East of Denton we first stopped at a hill that provides a great view of a curve with Square Butte in the background. This ended up being one spot where a much longer train would be just ideal. Don’t get me wrong, having any train at this spot in 2013 makes it special so I cherished seeing our little excursion train round the bend and come into view.
East of Denton, MT our little excursion train rounds a curve with the famous Square Butte looking over the scene.
Our next stop was a rural grade crossing near the community of Hoosac. Here Jay and Carla arranged for a local gentleman to bring his 40’s era Ford pick up in for a photo shoot with the train. The first set up was staged for Camron’s video. The pickup drove slowly down the road while the train approached the crossing just ahead of it. After that we parked the pickup around the crossing for us still photographers to get a few photos. The old Ford looked great and worked well with our ’50s era Chevys.
A Ford and a Couple of Chevy’s near Hoosac, MT.
Most railfans have heard of the Hoosac tunnel and most probably think it is in Massachusetts. Central Montana railfans recognize Hoosac tunnel is actually located in Montana. After our photo shoot with the Ford we continued east and passed through the Montana version of the tunnel. On the east end we stopped for another photo shoot of with the train exiting the tunnel.
From the cupola of the CMR caboose the Sage Creek valley comes into view framed by the Hoosac tunnel.
Thanks to the recent rains all the hills around the Hoosac tunnel are very green.
Next up, the unparalleled vistas of Sage Creek.
Welcome to the CMR. On the morning of our excursion the door to CMR headquarters is wide open.
After the night photo shoot my 5:30am alarm came mighty early. Since I was going for a train ride an early call was ok in my book. I made a quick trip from Stanford back over to Denton for the morning safety meeting and briefing on the trip. Jay reviewed the plan of the day and we covered some basic safety item with train, our crew, and our caboose. Sure we are all railfans and think we know better, but reviewing safety tips for the day was an important step.

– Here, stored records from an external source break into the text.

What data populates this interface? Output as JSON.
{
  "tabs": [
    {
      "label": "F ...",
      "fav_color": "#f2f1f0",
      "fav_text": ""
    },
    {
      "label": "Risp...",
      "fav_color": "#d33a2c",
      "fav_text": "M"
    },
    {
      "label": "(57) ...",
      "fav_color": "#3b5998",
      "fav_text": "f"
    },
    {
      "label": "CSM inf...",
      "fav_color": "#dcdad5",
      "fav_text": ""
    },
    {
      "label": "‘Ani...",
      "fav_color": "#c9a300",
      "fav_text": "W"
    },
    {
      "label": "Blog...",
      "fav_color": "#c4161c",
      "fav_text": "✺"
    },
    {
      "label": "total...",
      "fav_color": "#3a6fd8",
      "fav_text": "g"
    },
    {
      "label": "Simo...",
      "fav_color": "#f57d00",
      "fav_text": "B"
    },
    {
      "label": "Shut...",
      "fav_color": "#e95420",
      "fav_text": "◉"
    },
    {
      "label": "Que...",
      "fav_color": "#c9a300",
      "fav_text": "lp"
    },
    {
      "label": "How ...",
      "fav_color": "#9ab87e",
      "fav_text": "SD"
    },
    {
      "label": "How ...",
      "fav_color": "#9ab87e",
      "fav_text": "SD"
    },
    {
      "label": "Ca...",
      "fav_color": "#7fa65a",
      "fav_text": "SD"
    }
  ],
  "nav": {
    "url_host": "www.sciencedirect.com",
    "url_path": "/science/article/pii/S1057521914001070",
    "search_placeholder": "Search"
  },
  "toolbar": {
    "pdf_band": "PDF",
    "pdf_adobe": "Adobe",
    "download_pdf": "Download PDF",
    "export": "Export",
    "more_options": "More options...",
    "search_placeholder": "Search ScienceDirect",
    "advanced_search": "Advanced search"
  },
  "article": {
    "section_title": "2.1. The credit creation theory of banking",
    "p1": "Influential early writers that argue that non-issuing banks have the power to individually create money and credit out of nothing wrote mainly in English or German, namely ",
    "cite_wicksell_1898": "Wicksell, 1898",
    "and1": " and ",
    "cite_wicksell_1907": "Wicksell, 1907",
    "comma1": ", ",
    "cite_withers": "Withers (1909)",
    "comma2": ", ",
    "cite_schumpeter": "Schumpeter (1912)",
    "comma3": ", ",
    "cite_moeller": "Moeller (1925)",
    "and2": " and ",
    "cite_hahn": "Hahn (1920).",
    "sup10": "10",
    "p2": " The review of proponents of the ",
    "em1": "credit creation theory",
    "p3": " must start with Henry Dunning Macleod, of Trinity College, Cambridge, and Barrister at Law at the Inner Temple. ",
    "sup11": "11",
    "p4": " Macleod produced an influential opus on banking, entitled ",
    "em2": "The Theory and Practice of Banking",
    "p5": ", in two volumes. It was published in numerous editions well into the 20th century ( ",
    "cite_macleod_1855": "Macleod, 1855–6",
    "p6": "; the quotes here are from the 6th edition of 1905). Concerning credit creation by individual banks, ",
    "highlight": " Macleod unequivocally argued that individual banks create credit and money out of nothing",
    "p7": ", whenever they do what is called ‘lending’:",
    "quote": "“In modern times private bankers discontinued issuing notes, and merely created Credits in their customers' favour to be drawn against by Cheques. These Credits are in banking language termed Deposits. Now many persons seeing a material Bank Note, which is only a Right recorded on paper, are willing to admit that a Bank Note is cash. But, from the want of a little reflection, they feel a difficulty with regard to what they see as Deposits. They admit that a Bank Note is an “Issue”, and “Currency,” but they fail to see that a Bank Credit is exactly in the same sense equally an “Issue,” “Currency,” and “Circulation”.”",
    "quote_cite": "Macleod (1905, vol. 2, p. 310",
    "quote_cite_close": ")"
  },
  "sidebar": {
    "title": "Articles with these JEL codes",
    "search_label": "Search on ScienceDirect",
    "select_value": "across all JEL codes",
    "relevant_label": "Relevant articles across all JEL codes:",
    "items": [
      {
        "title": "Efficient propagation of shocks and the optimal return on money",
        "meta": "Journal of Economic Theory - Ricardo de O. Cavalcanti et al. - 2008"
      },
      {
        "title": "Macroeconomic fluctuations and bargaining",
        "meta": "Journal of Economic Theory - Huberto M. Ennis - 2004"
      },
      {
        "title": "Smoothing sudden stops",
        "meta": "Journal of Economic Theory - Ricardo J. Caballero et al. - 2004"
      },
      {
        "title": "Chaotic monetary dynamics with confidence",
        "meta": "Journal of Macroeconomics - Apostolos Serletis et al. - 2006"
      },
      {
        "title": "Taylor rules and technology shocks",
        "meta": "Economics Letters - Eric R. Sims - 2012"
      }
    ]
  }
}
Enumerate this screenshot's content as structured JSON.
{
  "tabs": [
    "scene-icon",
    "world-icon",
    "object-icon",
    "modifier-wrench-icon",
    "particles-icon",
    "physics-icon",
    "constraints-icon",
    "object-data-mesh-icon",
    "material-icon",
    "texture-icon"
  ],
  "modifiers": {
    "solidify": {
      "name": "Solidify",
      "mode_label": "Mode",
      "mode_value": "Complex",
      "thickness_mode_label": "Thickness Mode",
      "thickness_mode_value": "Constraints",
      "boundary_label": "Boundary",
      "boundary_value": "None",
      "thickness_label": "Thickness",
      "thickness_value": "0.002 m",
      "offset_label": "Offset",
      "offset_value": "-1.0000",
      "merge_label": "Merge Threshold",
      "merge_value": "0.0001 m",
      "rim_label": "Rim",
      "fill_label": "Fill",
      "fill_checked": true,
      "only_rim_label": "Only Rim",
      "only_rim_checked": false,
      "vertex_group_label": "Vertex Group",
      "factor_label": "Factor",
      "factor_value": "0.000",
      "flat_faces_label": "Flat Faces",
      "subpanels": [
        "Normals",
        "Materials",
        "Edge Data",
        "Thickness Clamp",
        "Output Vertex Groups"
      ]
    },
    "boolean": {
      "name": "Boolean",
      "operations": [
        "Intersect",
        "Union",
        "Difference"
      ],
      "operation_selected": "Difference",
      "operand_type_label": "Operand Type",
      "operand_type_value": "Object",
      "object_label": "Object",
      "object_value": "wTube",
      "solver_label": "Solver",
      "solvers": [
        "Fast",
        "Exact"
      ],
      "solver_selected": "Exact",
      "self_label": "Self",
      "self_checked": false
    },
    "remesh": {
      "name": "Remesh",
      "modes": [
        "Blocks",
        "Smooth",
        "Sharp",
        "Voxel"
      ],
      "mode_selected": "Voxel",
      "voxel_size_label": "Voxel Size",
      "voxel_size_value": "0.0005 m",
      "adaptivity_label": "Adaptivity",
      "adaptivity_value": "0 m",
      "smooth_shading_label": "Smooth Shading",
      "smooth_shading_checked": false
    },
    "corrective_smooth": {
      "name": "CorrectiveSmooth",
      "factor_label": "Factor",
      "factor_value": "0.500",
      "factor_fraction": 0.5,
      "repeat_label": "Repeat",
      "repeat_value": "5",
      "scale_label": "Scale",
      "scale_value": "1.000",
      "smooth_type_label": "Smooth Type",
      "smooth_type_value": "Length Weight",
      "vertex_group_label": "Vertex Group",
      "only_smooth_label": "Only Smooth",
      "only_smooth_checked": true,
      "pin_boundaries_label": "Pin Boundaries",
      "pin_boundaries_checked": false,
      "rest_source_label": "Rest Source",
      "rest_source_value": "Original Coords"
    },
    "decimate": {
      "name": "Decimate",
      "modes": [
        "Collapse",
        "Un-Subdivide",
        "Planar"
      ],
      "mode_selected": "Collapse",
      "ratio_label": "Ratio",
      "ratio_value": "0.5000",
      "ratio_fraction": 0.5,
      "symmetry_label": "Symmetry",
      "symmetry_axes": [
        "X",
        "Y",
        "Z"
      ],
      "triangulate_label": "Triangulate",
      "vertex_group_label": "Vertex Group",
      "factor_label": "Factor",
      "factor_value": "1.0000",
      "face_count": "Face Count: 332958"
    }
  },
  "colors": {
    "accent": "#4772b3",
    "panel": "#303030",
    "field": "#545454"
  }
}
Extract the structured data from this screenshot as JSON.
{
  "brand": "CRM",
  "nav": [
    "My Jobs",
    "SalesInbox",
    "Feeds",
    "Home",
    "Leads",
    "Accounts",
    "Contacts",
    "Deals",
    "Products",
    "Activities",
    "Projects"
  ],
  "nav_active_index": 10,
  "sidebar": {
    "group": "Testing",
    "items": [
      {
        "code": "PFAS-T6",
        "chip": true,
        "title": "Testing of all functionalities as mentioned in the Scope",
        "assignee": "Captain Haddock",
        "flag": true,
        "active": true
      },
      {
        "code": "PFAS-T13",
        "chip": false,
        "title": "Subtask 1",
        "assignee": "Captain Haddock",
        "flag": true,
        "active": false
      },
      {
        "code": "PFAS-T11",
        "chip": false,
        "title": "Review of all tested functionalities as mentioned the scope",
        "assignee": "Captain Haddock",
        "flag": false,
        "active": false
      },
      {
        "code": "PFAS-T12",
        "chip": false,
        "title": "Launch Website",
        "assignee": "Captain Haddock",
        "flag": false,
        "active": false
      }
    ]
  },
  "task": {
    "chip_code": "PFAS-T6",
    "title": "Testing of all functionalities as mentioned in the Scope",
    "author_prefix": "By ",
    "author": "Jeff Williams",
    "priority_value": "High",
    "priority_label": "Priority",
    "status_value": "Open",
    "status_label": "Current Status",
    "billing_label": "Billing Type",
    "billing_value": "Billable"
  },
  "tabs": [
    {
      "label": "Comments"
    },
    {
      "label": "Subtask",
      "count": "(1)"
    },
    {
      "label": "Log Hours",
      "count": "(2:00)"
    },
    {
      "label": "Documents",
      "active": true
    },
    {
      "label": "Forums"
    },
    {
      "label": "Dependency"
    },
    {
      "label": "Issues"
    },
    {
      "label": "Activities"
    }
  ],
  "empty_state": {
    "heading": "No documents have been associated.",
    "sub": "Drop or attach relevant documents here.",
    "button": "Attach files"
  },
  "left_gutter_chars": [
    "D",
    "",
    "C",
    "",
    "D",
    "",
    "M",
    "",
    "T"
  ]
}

At 7:45am our CMR adventure headed west from Denton to the station of Arrow Creek where Carla and Kristi ran the power around the train and set us up for a couple of photos. At Arrow Creek the Highwood mountains formed a wonderful back drop for a very CMR scene. In the coming months the railroad plans to repair the washout a few miles to the west and restore train service through the Arrow Creek canyon to Square Butte and Geraldine.
Stopped at Arrow Creek, MT our little train poses for a photo under the Big Skys of Montana.
Since the Central Montana is mostly former Milwaukee Road and was operated by BN for just a few years its MILW heritage shows through everywhere. West of Denton we passed several signs from the MILW era including a flanger board for a crossing and a Station One Mile sign. The Station One Mile sign ended up being our second photo stop of the day. At our stops I found dozens of date nails from the 30’s marking the ties as I walked to and from the train. It truly was a step back in time.
One mile east of Arrow Creek we stopped for a portrait of the train with the Station One Mile sign.
After one more photo stop between Arrow Creek and Denton we headed east into town for a quick stop at the restroom and the beginning of the eastern portion of our tour.